The bull Eximiae devotionis grants to Spain all tithes and profits made in their New World possessions as long as the king agrees to provide for the Church and her priests in those regions. The famous codicil to Queen Isabella's will, made at Medina del Campo, 12 October 1504, concerns the treatment of the American Indians, and became part of Spanish law. The bull Dudum siquidem extends these grants and revokes prior grants made to Portugal. In this imprint it begins with the Inspeximus of Alfonso de Fonseca, archbishop of Toledo [reg. 1524-1534], dated 9 May 1530. Each of these three documents appear here for the first time in print.

The argument for the imprint given above is based on the use of italic type (with roman used only for the caption titles and the final paragraph of authentication), commonly used for official publications during Philip II's reign (earlier imprints used black letter for official publishing). The decorative initials were found in dated official publications of 1591 (Medina, BHA 331; Palau 58848) and in the 1594 edition of Rivadeneira's Vida del P. Ignacio de Loyola, both the productions of Madrigal in Madrid (fl. 1586-1594). His firm produced literary works, but also the proceedings of the Castilian Cortes, the laws of the guild of Mesta, and ordinances of the Inquisition.

Boulind suggests two reasons why these documents should appear at this time. Philip II's effort to increase royal revenue from the Indies by imposing taxes on the Indians and European settlers was justified by these documents. Also, Spanish explorers typically carried commissions and grants of powers to impress natives, establish prior legal claims, and upstage rival explorers from other countries and the present imprint could have been created for such use.

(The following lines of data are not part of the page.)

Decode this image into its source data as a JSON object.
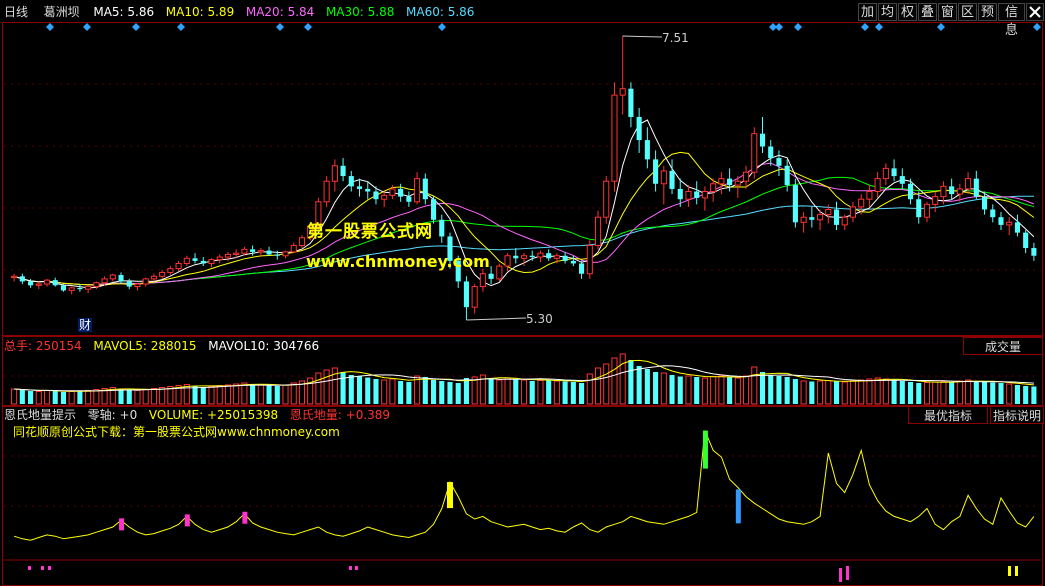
{
  "main_header": {
    "period": "日线",
    "stock_name": "葛洲坝",
    "ma5": {
      "label": "MA5: ",
      "value": "5.86",
      "color": "#ffffff"
    },
    "ma10": {
      "label": "MA10: ",
      "value": "5.89",
      "color": "#ffff00"
    },
    "ma20": {
      "label": "MA20: ",
      "value": "5.84",
      "color": "#ff66ff"
    },
    "ma30": {
      "label": "MA30: ",
      "value": "5.88",
      "color": "#00ff00"
    },
    "ma60": {
      "label": "MA60: ",
      "value": "5.86",
      "color": "#55ddff"
    }
  },
  "toolbar": {
    "buttons": [
      "加",
      "均",
      "权",
      "叠",
      "窗",
      "区",
      "预",
      "信息"
    ],
    "close_icon": "close-icon"
  },
  "price_annotations": {
    "high": "7.51",
    "low": "5.30",
    "finance_marker": "财"
  },
  "watermark": {
    "line1": "第一股票公式网",
    "line2": "www.chnmoney.com"
  },
  "volume_header": {
    "total_label": "总手: ",
    "total_value": "250154",
    "mavol5_label": "MAVOL5: ",
    "mavol5_value": "288015",
    "mavol10_label": "MAVOL10: ",
    "mavol10_value": "304766",
    "tab": "成交量"
  },
  "indicator_header": {
    "name": "恩氏地量提示",
    "zero_label": "零轴: ",
    "zero_value": "+0",
    "volume_label": "VOLUME: ",
    "volume_value": "+25015398",
    "dl_label": "恩氏地量: ",
    "dl_value": "+0.389",
    "subtitle": "同花顺原创公式下载：第一股票公式网www.chnmoney.com",
    "tab_best": "最优指标",
    "tab_help": "指标说明"
  },
  "colors": {
    "up": "#ff3232",
    "down": "#54ffff",
    "border": "#8b0000",
    "indicator_line": "#ffff00",
    "marker_pink": "#ff33cc",
    "marker_yellow": "#ffff00",
    "marker_green": "#33ff33",
    "marker_blue": "#3399ff"
  },
  "chart_data": [
    {
      "type": "candlestick",
      "price_high_label": 7.51,
      "price_low_label": 5.3,
      "candles": [
        [
          5.63,
          5.66,
          5.6,
          5.64
        ],
        [
          5.64,
          5.66,
          5.58,
          5.6
        ],
        [
          5.6,
          5.62,
          5.55,
          5.57
        ],
        [
          5.57,
          5.6,
          5.54,
          5.58
        ],
        [
          5.58,
          5.62,
          5.56,
          5.61
        ],
        [
          5.61,
          5.63,
          5.56,
          5.57
        ],
        [
          5.57,
          5.58,
          5.52,
          5.53
        ],
        [
          5.53,
          5.56,
          5.5,
          5.55
        ],
        [
          5.55,
          5.58,
          5.52,
          5.54
        ],
        [
          5.54,
          5.57,
          5.51,
          5.56
        ],
        [
          5.56,
          5.6,
          5.54,
          5.59
        ],
        [
          5.59,
          5.64,
          5.57,
          5.62
        ],
        [
          5.62,
          5.66,
          5.6,
          5.65
        ],
        [
          5.65,
          5.67,
          5.58,
          5.6
        ],
        [
          5.6,
          5.62,
          5.54,
          5.56
        ],
        [
          5.56,
          5.59,
          5.53,
          5.58
        ],
        [
          5.58,
          5.63,
          5.56,
          5.62
        ],
        [
          5.62,
          5.66,
          5.6,
          5.64
        ],
        [
          5.64,
          5.69,
          5.62,
          5.67
        ],
        [
          5.67,
          5.72,
          5.65,
          5.7
        ],
        [
          5.7,
          5.76,
          5.68,
          5.74
        ],
        [
          5.74,
          5.8,
          5.72,
          5.78
        ],
        [
          5.78,
          5.82,
          5.74,
          5.76
        ],
        [
          5.76,
          5.79,
          5.72,
          5.74
        ],
        [
          5.74,
          5.78,
          5.71,
          5.77
        ],
        [
          5.77,
          5.81,
          5.74,
          5.79
        ],
        [
          5.79,
          5.83,
          5.76,
          5.81
        ],
        [
          5.81,
          5.85,
          5.78,
          5.82
        ],
        [
          5.82,
          5.87,
          5.8,
          5.85
        ],
        [
          5.85,
          5.88,
          5.8,
          5.83
        ],
        [
          5.83,
          5.86,
          5.79,
          5.84
        ],
        [
          5.84,
          5.87,
          5.8,
          5.81
        ],
        [
          5.81,
          5.84,
          5.77,
          5.8
        ],
        [
          5.8,
          5.84,
          5.78,
          5.83
        ],
        [
          5.83,
          5.9,
          5.82,
          5.88
        ],
        [
          5.88,
          5.96,
          5.86,
          5.94
        ],
        [
          5.94,
          6.05,
          5.92,
          6.03
        ],
        [
          6.03,
          6.25,
          6.0,
          6.22
        ],
        [
          6.22,
          6.42,
          6.18,
          6.38
        ],
        [
          6.38,
          6.55,
          6.3,
          6.5
        ],
        [
          6.5,
          6.56,
          6.38,
          6.42
        ],
        [
          6.42,
          6.46,
          6.3,
          6.34
        ],
        [
          6.34,
          6.4,
          6.26,
          6.32
        ],
        [
          6.32,
          6.38,
          6.24,
          6.3
        ],
        [
          6.3,
          6.34,
          6.2,
          6.24
        ],
        [
          6.24,
          6.3,
          6.18,
          6.27
        ],
        [
          6.27,
          6.35,
          6.24,
          6.32
        ],
        [
          6.32,
          6.36,
          6.22,
          6.26
        ],
        [
          6.26,
          6.3,
          6.18,
          6.22
        ],
        [
          6.22,
          6.45,
          6.2,
          6.4
        ],
        [
          6.4,
          6.44,
          6.2,
          6.24
        ],
        [
          6.24,
          6.26,
          6.05,
          6.08
        ],
        [
          6.08,
          6.12,
          5.9,
          5.95
        ],
        [
          5.95,
          5.98,
          5.7,
          5.76
        ],
        [
          5.76,
          5.8,
          5.55,
          5.6
        ],
        [
          5.6,
          5.64,
          5.3,
          5.4
        ],
        [
          5.4,
          5.58,
          5.35,
          5.56
        ],
        [
          5.56,
          5.7,
          5.52,
          5.66
        ],
        [
          5.66,
          5.72,
          5.58,
          5.62
        ],
        [
          5.62,
          5.74,
          5.6,
          5.72
        ],
        [
          5.72,
          5.82,
          5.68,
          5.8
        ],
        [
          5.8,
          5.86,
          5.74,
          5.78
        ],
        [
          5.78,
          5.82,
          5.72,
          5.8
        ],
        [
          5.8,
          5.84,
          5.76,
          5.79
        ],
        [
          5.79,
          5.84,
          5.75,
          5.82
        ],
        [
          5.82,
          5.85,
          5.76,
          5.78
        ],
        [
          5.78,
          5.82,
          5.74,
          5.8
        ],
        [
          5.8,
          5.83,
          5.74,
          5.76
        ],
        [
          5.76,
          5.8,
          5.72,
          5.74
        ],
        [
          5.74,
          5.76,
          5.62,
          5.66
        ],
        [
          5.66,
          5.92,
          5.62,
          5.88
        ],
        [
          5.88,
          6.15,
          5.85,
          6.1
        ],
        [
          6.1,
          6.42,
          6.05,
          6.38
        ],
        [
          6.38,
          7.15,
          6.3,
          7.05
        ],
        [
          7.05,
          7.51,
          6.9,
          7.1
        ],
        [
          7.1,
          7.15,
          6.8,
          6.88
        ],
        [
          6.88,
          6.95,
          6.6,
          6.7
        ],
        [
          6.7,
          6.8,
          6.48,
          6.55
        ],
        [
          6.55,
          6.62,
          6.3,
          6.36
        ],
        [
          6.36,
          6.5,
          6.2,
          6.46
        ],
        [
          6.46,
          6.55,
          6.28,
          6.32
        ],
        [
          6.32,
          6.4,
          6.18,
          6.24
        ],
        [
          6.24,
          6.35,
          6.18,
          6.3
        ],
        [
          6.3,
          6.38,
          6.2,
          6.25
        ],
        [
          6.25,
          6.34,
          6.15,
          6.3
        ],
        [
          6.3,
          6.4,
          6.22,
          6.36
        ],
        [
          6.36,
          6.45,
          6.28,
          6.4
        ],
        [
          6.4,
          6.48,
          6.3,
          6.35
        ],
        [
          6.35,
          6.42,
          6.25,
          6.38
        ],
        [
          6.38,
          6.5,
          6.32,
          6.45
        ],
        [
          6.45,
          6.8,
          6.4,
          6.75
        ],
        [
          6.75,
          6.88,
          6.6,
          6.65
        ],
        [
          6.65,
          6.7,
          6.5,
          6.56
        ],
        [
          6.56,
          6.62,
          6.42,
          6.5
        ],
        [
          6.5,
          6.55,
          6.3,
          6.35
        ],
        [
          6.35,
          6.4,
          6.02,
          6.06
        ],
        [
          6.06,
          6.14,
          5.98,
          6.1
        ],
        [
          6.1,
          6.18,
          6.02,
          6.08
        ],
        [
          6.08,
          6.16,
          6.0,
          6.12
        ],
        [
          6.12,
          6.2,
          6.05,
          6.16
        ],
        [
          6.16,
          6.22,
          6.0,
          6.04
        ],
        [
          6.04,
          6.12,
          6.0,
          6.1
        ],
        [
          6.1,
          6.22,
          6.06,
          6.18
        ],
        [
          6.18,
          6.28,
          6.12,
          6.24
        ],
        [
          6.24,
          6.35,
          6.18,
          6.3
        ],
        [
          6.3,
          6.45,
          6.25,
          6.4
        ],
        [
          6.4,
          6.52,
          6.35,
          6.48
        ],
        [
          6.48,
          6.55,
          6.38,
          6.42
        ],
        [
          6.42,
          6.48,
          6.32,
          6.36
        ],
        [
          6.36,
          6.4,
          6.2,
          6.24
        ],
        [
          6.24,
          6.3,
          6.05,
          6.1
        ],
        [
          6.1,
          6.22,
          6.06,
          6.2
        ],
        [
          6.2,
          6.3,
          6.14,
          6.26
        ],
        [
          6.26,
          6.38,
          6.2,
          6.34
        ],
        [
          6.34,
          6.4,
          6.24,
          6.28
        ],
        [
          6.28,
          6.36,
          6.22,
          6.32
        ],
        [
          6.32,
          6.45,
          6.28,
          6.4
        ],
        [
          6.4,
          6.46,
          6.24,
          6.26
        ],
        [
          6.26,
          6.3,
          6.12,
          6.16
        ],
        [
          6.16,
          6.2,
          6.06,
          6.1
        ],
        [
          6.1,
          6.14,
          6.0,
          6.04
        ],
        [
          6.04,
          6.1,
          5.96,
          6.06
        ],
        [
          6.06,
          6.12,
          5.95,
          5.98
        ],
        [
          5.98,
          6.0,
          5.82,
          5.86
        ],
        [
          5.86,
          5.9,
          5.76,
          5.8
        ]
      ]
    },
    {
      "type": "bar",
      "name": "volume",
      "values": [
        30,
        28,
        26,
        25,
        27,
        26,
        24,
        25,
        26,
        27,
        29,
        31,
        33,
        30,
        28,
        27,
        29,
        31,
        33,
        35,
        37,
        39,
        36,
        34,
        35,
        37,
        38,
        40,
        42,
        39,
        38,
        37,
        36,
        38,
        42,
        46,
        52,
        62,
        68,
        72,
        64,
        58,
        55,
        53,
        50,
        48,
        50,
        46,
        44,
        56,
        54,
        48,
        46,
        44,
        42,
        52,
        54,
        58,
        50,
        48,
        52,
        50,
        48,
        46,
        47,
        48,
        46,
        45,
        44,
        42,
        60,
        72,
        80,
        92,
        100,
        88,
        76,
        70,
        64,
        62,
        58,
        55,
        56,
        54,
        52,
        55,
        56,
        54,
        52,
        56,
        74,
        64,
        58,
        56,
        54,
        50,
        46,
        45,
        46,
        47,
        45,
        44,
        46,
        48,
        50,
        52,
        50,
        48,
        46,
        44,
        42,
        43,
        44,
        45,
        44,
        46,
        48,
        46,
        44,
        43,
        42,
        40,
        38,
        36,
        35
      ]
    },
    {
      "type": "line",
      "name": "恩氏地量",
      "values": [
        0.15,
        0.13,
        0.12,
        0.14,
        0.16,
        0.15,
        0.13,
        0.14,
        0.15,
        0.16,
        0.18,
        0.2,
        0.22,
        0.27,
        0.22,
        0.18,
        0.16,
        0.17,
        0.19,
        0.21,
        0.24,
        0.3,
        0.24,
        0.2,
        0.18,
        0.2,
        0.22,
        0.26,
        0.32,
        0.25,
        0.22,
        0.2,
        0.18,
        0.17,
        0.16,
        0.18,
        0.2,
        0.22,
        0.18,
        0.16,
        0.15,
        0.17,
        0.19,
        0.22,
        0.2,
        0.18,
        0.16,
        0.15,
        0.14,
        0.16,
        0.18,
        0.24,
        0.36,
        0.56,
        0.45,
        0.32,
        0.28,
        0.3,
        0.26,
        0.24,
        0.22,
        0.23,
        0.24,
        0.22,
        0.2,
        0.21,
        0.19,
        0.18,
        0.22,
        0.25,
        0.2,
        0.18,
        0.22,
        0.24,
        0.26,
        0.3,
        0.28,
        0.26,
        0.25,
        0.24,
        0.26,
        0.28,
        0.3,
        0.33,
        0.95,
        0.8,
        0.75,
        0.58,
        0.52,
        0.45,
        0.4,
        0.36,
        0.32,
        0.28,
        0.26,
        0.25,
        0.24,
        0.26,
        0.3,
        0.78,
        0.55,
        0.48,
        0.62,
        0.8,
        0.54,
        0.42,
        0.34,
        0.3,
        0.28,
        0.26,
        0.3,
        0.36,
        0.24,
        0.2,
        0.26,
        0.3,
        0.46,
        0.36,
        0.28,
        0.24,
        0.44,
        0.34,
        0.25,
        0.22,
        0.3
      ],
      "markers_pink": [
        13,
        21,
        28
      ],
      "markers_yellow": [
        53
      ],
      "markers_green": [
        84
      ],
      "markers_blue": [
        88
      ]
    }
  ]
}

THE JAMES S. COPLEY LIBRARY: ARTS & SCIENCES, INCLUDING THE MARK TWAIN COLLECTION

|
New York